The new NAT engine in V18 provides a high degree of flexibility when it comes to solving some interesting network problems. I don't know if it has been shared here or not, but you can use NAT to achieve NTP proxy like functionality. A standard use case seen is that clients would like to use the IP address of the firewall as the NTP server. Consider this as an example environment:
There are two different approaches to a transparent NTP solution.
1.: NTP should be forwarded to a particular externally(WAN) host/host group.
2.:NTP should be forwarded to a own ressource within the network and this server should provide the information.
First scenario is rather simple.
You need one NAT Rule, which translate everything NTP based to a particular host.
You can specify all internal hosts with "Interface matching criteria - Inbound Interfaces". This example shows ANY. You can select all internal network interfaces (expect WAN).
This rule will fetch all NTP related traffic, forward it to a public NTP service and use MASQ. MASQ is required for WAN related traffic.
You need a firewall rule:
You can attach IPS rules to this, if you want.Build your own NTP rule, with all NTP related IPS pattern.
Regardless of the configured IP on a client behind Sophos Firewall, the NTP request will work.(Example: 184.108.40.206)
Second scenario needs more rules, as you can easily generate a NTP loop. Your internal server need a own NAT rule and own firewall rule. Example = Windows2016 is a NTP server.
NAT Rule 1# NTP Server to WAN (to get the NTP server to the WAN NTP servers.)You can also force the internal NTP server to get the IP from a particular NTP pool, but we assume, the NTP server has his own NTP request pool.
NAT 2# It will forward the NTP traffic transparent to the internal NTP server.
Firewall rule #1Allowing the traffic of the NTP server to the WAN to get current time.
Firewall rule #2Allowing the Traffic from all internal clients to the internal NTP server.
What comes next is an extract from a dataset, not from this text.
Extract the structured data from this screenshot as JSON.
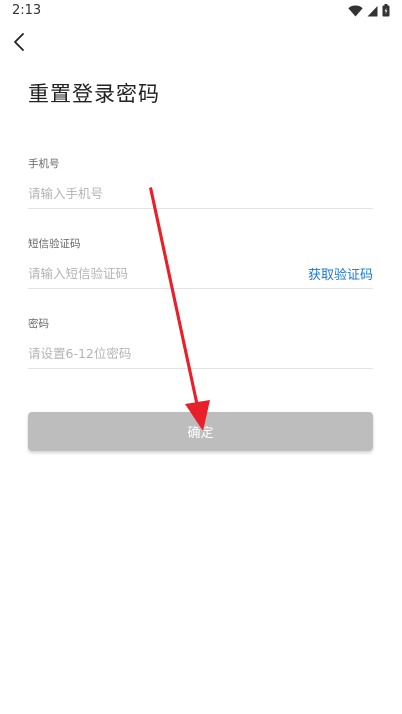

Notice the destination zone.
Naturally, you can create variations of this NAT policy, based on your network configuration and the location of the NTP server.
In the new XG V18 architecture training course, there are a few more examples demonstrating how to control NTP and DNS traffic. I encourage you to check out the training material as it provides more in-depth knowledge of the new V18 features.
I voted, like the other 665 administrators, to implement the NTP server in the XG Firewall. Unfortunately, even though the NTP server is the second most demanded feature at the ideas.sophos…
Thanks for the nice idea. Missing the NTP and also voted for it. But for now it works as a hack. As the last comment was from 2017 I won't suppose that it will be implemented as a feature like many other things competitors can. See fixed IPs for SSL VPN...
That assumes you are using an external NTP service, if you are trying to use an internal server then that does not work, neither does the hairpin NAT.
I don't understand what you want to say to me. I (and everyone else here) want to use the XG as a NTP service internally. But the XG doesn't have this feature. So the idea is to forward NTP requests which are sent to the XG address to an external service which works like described here. The internal devices don't know that they are forwarded...
what I was pointing out is that I have tried all those ideas and a hairpin NAT and not all devices were happy with the result, hence I built my own internal NTP server.
Which device didn't work for you? I had several devices yesterday which I tested and everyone worked:
- Windows Server
- Unify X8
What error do you get while using it on the faulty device?
One of my IoT devices kept trying to connect to a Chinese university helpdesk, the manufacturer could not help and did not understand. I have set up the NTP access rules again and this time the FQDN group is working and limiting access to NTP servers only.
So you had traffic on udp/tcp 123 for other reasons than NTP as far as I understood? Good point, didn't think about that to restrict it further.
it is a bug inn the device that the manufacturers say does not exist. When the XG NAT is working the devices connects to the NTP internal server, it only tries to connect other Chinese site when the XG decided to block the NTP traffic. Sine then after much experimentation I have the hairpin firewall rule and NAT working for most connection attempts enough so that the internal devices all talk to the NTP server. There are still issues where the XG decides that it will double NAT some traffic and appears to also corrupt some traffic. v18.0.5 mr-5 has an undocumented partial fix for the hairpin NAT issue.
Before MR-5 the NAT would fail and require a configuration changes to restore the service, after MR-5 the issue is no longer apparent. The issue is reproducible.